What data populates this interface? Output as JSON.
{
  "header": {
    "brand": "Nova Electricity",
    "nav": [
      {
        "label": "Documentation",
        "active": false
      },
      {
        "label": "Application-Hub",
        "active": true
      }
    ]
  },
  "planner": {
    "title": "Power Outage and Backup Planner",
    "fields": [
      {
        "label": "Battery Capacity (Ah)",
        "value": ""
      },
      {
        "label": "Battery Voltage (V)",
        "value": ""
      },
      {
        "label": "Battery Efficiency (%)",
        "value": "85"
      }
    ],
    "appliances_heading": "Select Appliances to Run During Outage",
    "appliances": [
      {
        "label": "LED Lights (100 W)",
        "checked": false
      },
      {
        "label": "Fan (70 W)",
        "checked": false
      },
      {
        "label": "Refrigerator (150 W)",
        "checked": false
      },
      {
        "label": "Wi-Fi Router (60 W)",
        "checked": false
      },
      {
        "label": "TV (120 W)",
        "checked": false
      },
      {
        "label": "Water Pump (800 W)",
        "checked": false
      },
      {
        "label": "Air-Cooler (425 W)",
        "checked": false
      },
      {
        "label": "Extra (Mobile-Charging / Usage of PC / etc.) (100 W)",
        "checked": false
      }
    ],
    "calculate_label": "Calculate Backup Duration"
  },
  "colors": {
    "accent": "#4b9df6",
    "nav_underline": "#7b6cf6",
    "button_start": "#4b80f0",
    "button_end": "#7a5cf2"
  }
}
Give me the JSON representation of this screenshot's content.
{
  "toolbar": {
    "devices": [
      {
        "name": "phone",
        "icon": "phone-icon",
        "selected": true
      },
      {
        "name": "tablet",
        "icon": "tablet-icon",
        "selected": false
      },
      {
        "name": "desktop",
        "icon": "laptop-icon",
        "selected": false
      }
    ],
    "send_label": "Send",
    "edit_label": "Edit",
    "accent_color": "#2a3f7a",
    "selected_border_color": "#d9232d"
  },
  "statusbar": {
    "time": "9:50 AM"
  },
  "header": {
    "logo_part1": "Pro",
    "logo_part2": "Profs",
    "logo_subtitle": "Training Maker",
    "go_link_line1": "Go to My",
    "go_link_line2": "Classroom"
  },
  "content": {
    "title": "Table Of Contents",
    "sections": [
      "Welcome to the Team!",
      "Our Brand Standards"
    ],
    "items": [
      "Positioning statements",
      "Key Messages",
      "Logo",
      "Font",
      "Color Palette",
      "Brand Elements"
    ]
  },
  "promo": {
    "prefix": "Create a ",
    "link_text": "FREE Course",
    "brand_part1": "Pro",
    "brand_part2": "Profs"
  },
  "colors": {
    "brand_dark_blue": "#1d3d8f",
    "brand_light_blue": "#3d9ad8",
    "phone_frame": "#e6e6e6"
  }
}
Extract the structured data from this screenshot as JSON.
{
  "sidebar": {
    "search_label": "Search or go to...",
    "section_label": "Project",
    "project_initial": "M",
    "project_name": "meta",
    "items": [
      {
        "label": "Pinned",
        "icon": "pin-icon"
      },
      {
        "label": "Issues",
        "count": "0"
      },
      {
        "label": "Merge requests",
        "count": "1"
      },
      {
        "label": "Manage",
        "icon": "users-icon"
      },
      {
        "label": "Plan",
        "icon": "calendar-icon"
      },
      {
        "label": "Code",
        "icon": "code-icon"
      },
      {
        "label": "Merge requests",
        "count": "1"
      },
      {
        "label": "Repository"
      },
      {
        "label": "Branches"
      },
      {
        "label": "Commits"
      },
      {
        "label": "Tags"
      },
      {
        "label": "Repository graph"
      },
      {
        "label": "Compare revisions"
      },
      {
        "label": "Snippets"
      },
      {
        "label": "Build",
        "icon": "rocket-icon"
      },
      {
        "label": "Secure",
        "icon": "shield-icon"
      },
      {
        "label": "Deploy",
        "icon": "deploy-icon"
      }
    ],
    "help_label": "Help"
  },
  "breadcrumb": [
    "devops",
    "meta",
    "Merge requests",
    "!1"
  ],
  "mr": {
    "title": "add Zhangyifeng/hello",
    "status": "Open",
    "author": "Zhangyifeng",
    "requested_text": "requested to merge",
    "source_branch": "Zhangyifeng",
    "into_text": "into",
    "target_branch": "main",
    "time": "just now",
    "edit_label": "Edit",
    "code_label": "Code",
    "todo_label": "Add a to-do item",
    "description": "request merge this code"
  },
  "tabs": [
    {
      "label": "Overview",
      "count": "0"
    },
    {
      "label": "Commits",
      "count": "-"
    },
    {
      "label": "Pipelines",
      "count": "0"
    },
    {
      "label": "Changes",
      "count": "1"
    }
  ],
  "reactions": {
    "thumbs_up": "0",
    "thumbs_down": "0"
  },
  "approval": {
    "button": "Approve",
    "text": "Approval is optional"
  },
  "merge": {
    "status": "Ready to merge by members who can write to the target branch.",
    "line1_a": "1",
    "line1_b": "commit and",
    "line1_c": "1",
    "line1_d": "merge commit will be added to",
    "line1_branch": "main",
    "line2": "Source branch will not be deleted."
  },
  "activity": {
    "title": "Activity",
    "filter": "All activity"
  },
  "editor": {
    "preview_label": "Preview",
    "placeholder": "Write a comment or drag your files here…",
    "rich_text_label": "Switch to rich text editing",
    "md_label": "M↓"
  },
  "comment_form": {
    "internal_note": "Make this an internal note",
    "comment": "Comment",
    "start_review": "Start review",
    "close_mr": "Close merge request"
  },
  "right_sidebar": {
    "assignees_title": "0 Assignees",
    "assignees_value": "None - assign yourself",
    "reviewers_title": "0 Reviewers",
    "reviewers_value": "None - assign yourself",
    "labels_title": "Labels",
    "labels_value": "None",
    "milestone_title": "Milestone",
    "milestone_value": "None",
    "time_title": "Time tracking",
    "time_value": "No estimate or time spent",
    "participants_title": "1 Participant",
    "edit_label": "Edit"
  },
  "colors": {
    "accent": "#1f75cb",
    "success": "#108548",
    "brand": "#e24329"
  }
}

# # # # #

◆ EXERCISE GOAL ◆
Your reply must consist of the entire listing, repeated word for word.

◆ RESPONSE AREA ◆
What data populates this interface? Output as JSON.
{
  "header": {
    "brand": "Nova Electricity",
    "nav": [
      {
        "label": "Documentation",
        "active": false
      },
      {
        "label": "Application-Hub",
        "active": true
      }
    ]
  },
  "planner": {
    "title": "Power Outage and Backup Planner",
    "fields": [
      {
        "label": "Battery Capacity (Ah)",
        "value": ""
      },
      {
        "label": "Battery Voltage (V)",
        "value": ""
      },
      {
        "label": "Battery Efficiency (%)",
        "value": "85"
      }
    ],
    "appliances_heading": "Select Appliances to Run During Outage",
    "appliances": [
      {
        "label": "LED Lights (100 W)",
        "checked": false
      },
      {
        "label": "Fan (70 W)",
        "checked": false
      },
      {
        "label": "Refrigerator (150 W)",
        "checked": false
      },
      {
        "label": "Wi-Fi Router (60 W)",
        "checked": false
      },
      {
        "label": "TV (120 W)",
        "checked": false
      },
      {
        "label": "Water Pump (800 W)",
        "checked": false
      },
      {
        "label": "Air-Cooler (425 W)",
        "checked": false
      },
      {
        "label": "Extra (Mobile-Charging / Usage of PC / etc.) (100 W)",
        "checked": false
      }
    ],
    "calculate_label": "Calculate Backup Duration"
  },
  "colors": {
    "accent": "#4b9df6",
    "nav_underline": "#7b6cf6",
    "button_start": "#4b80f0",
    "button_end": "#7a5cf2"
  }
}
Give me the JSON representation of this screenshot's content.
{
  "toolbar": {
    "devices": [
      {
        "name": "phone",
        "icon": "phone-icon",
        "selected": true
      },
      {
        "name": "tablet",
        "icon": "tablet-icon",
        "selected": false
      },
      {
        "name": "desktop",
        "icon": "laptop-icon",
        "selected": false
      }
    ],
    "send_label": "Send",
    "edit_label": "Edit",
    "accent_color": "#2a3f7a",
    "selected_border_color": "#d9232d"
  },
  "statusbar": {
    "time": "9:50 AM"
  },
  "header": {
    "logo_part1": "Pro",
    "logo_part2": "Profs",
    "logo_subtitle": "Training Maker",
    "go_link_line1": "Go to My",
    "go_link_line2": "Classroom"
  },
  "content": {
    "title": "Table Of Contents",
    "sections": [
      "Welcome to the Team!",
      "Our Brand Standards"
    ],
    "items": [
      "Positioning statements",
      "Key Messages",
      "Logo",
      "Font",
      "Color Palette",
      "Brand Elements"
    ]
  },
  "promo": {
    "prefix": "Create a ",
    "link_text": "FREE Course",
    "brand_part1": "Pro",
    "brand_part2": "Profs"
  },
  "colors": {
    "brand_dark_blue": "#1d3d8f",
    "brand_light_blue": "#3d9ad8",
    "phone_frame": "#e6e6e6"
  }
}
Extract the structured data from this screenshot as JSON.
{
  "sidebar": {
    "search_label": "Search or go to...",
    "section_label": "Project",
    "project_initial": "M",
    "project_name": "meta",
    "items": [
      {
        "label": "Pinned",
        "icon": "pin-icon"
      },
      {
        "label": "Issues",
        "count": "0"
      },
      {
        "label": "Merge requests",
        "count": "1"
      },
      {
        "label": "Manage",
        "icon": "users-icon"
      },
      {
        "label": "Plan",
        "icon": "calendar-icon"
      },
      {
        "label": "Code",
        "icon": "code-icon"
      },
      {
        "label": "Merge requests",
        "count": "1"
      },
      {
        "label": "Repository"
      },
      {
        "label": "Branches"
      },
      {
        "label": "Commits"
      },
      {
        "label": "Tags"
      },
      {
        "label": "Repository graph"
      },
      {
        "label": "Compare revisions"
      },
      {
        "label": "Snippets"
      },
      {
        "label": "Build",
        "icon": "rocket-icon"
      },
      {
        "label": "Secure",
        "icon": "shield-icon"
      },
      {
        "label": "Deploy",
        "icon": "deploy-icon"
      }
    ],
    "help_label": "Help"
  },
  "breadcrumb": [
    "devops",
    "meta",
    "Merge requests",
    "!1"
  ],
  "mr": {
    "title": "add Zhangyifeng/hello",
    "status": "Open",
    "author": "Zhangyifeng",
    "requested_text": "requested to merge",
    "source_branch": "Zhangyifeng",
    "into_text": "into",
    "target_branch": "main",
    "time": "just now",
    "edit_label": "Edit",
    "code_label": "Code",
    "todo_label": "Add a to-do item",
    "description": "request merge this code"
  },
  "tabs": [
    {
      "label": "Overview",
      "count": "0"
    },
    {
      "label": "Commits",
      "count": "-"
    },
    {
      "label": "Pipelines",
      "count": "0"
    },
    {
      "label": "Changes",
      "count": "1"
    }
  ],
  "reactions": {
    "thumbs_up": "0",
    "thumbs_down": "0"
  },
  "approval": {
    "button": "Approve",
    "text": "Approval is optional"
  },
  "merge": {
    "status": "Ready to merge by members who can write to the target branch.",
    "line1_a": "1",
    "line1_b": "commit and",
    "line1_c": "1",
    "line1_d": "merge commit will be added to",
    "line1_branch": "main",
    "line2": "Source branch will not be deleted."
  },
  "activity": {
    "title": "Activity",
    "filter": "All activity"
  },
  "editor": {
    "preview_label": "Preview",
    "placeholder": "Write a comment or drag your files here…",
    "rich_text_label": "Switch to rich text editing",
    "md_label": "M↓"
  },
  "comment_form": {
    "internal_note": "Make this an internal note",
    "comment": "Comment",
    "start_review": "Start review",
    "close_mr": "Close merge request"
  },
  "right_sidebar": {
    "assignees_title": "0 Assignees",
    "assignees_value": "None - assign yourself",
    "reviewers_title": "0 Reviewers",
    "reviewers_value": "None - assign yourself",
    "labels_title": "Labels",
    "labels_value": "None",
    "milestone_title": "Milestone",
    "milestone_value": "None",
    "time_title": "Time tracking",
    "time_value": "No estimate or time spent",
    "participants_title": "1 Participant",
    "edit_label": "Edit"
  },
  "colors": {
    "accent": "#1f75cb",
    "success": "#108548",
    "brand": "#e24329"
  }
}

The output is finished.